- Turdus migratorius
- Length: 7.9 – 11.0 in (20 – 28 cm)
- Weight: 2.7 – 3.0 oz (77 – 85 g)
- Wingspan: 12.2 – 15.8 in (31 – 40 cm)
American Robins are residents in the lower 48 and the coast of Western Canada and Alaska. Those that breed in Canada and inland Alaska move south for the winter.
Habitat And Diet
American Robins can be found in many habitats, from woodlands, forests, and mountains to fields, parks, and lawns. They eat earthworms, insects, snails, and fruit.
American Robin Song:
American Robin Call:
Nests of American Robins are chosen by the female and she may build them on branches of trees, hidden by a thick layer of leaves. American Robins may also build their nests in man-made locations like gutters, eaves, buildings, and even on outdoor light fixtures.
The female builds the nest from the inside out. She will use dead grass and twigs to form the cup and may add paper, moss, feathers, and rootlets depending on which material is available. She will line the insides with fine dry grass to make it soft.
After, she will lay three to five eggs which she will incubate for twelve to fourteen days.
Attract American Robins

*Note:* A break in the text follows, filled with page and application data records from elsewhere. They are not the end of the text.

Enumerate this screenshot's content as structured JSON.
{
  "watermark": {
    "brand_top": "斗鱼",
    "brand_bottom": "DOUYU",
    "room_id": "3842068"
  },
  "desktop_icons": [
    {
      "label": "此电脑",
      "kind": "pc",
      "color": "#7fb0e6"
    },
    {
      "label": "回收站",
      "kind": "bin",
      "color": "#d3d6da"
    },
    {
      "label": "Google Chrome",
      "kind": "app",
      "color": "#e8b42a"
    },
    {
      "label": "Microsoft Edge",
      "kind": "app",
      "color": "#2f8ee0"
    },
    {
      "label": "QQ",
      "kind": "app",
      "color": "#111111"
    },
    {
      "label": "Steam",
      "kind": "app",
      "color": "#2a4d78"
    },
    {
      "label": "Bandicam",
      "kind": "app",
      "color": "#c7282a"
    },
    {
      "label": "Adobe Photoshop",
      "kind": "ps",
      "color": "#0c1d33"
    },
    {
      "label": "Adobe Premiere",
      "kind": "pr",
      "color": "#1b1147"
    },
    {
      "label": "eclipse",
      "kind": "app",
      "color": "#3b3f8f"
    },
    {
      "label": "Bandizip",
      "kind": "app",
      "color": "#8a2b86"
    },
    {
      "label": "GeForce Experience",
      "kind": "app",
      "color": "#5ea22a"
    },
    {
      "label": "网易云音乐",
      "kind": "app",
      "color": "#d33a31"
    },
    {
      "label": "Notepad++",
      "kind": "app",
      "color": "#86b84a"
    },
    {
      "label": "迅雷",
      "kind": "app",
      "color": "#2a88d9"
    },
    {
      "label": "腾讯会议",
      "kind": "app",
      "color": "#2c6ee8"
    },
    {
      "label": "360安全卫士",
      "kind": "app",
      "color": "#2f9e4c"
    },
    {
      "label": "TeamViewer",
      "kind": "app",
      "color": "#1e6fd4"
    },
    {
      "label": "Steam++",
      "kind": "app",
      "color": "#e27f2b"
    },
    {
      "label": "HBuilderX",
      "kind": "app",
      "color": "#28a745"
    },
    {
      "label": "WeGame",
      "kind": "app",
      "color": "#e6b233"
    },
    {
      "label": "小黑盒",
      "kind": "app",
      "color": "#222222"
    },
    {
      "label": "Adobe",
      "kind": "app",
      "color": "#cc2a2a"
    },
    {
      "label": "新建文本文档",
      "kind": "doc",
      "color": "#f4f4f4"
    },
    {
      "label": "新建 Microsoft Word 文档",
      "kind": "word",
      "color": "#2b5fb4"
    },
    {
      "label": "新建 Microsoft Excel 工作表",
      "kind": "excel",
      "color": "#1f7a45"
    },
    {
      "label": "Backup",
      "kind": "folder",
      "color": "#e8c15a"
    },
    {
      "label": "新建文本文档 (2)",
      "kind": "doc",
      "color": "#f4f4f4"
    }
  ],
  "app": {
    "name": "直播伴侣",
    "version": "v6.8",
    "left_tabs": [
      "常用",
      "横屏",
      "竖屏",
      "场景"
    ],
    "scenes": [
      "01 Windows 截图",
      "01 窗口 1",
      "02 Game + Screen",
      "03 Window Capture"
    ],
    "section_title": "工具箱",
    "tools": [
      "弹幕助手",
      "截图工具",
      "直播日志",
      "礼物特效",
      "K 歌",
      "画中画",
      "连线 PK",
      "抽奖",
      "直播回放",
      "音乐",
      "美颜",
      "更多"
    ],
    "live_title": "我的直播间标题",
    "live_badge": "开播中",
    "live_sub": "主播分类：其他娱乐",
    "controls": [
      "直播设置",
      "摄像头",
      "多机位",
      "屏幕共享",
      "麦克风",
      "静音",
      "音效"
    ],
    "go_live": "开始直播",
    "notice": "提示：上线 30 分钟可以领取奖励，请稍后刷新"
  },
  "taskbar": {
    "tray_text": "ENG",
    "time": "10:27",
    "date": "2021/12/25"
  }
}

Attract them to your backyard with sunflower seeds, suet and peanut hearts, fruit, and mealworms. Platform feeders are best or food scattered on the ground. Also, try planting some native plants that produce berries, such as juniper, sumac, hawthorn, and dogwood.
American Robins feast on fruit during the winter. When they eat honeysuckle berries, they sometimes become intoxicated.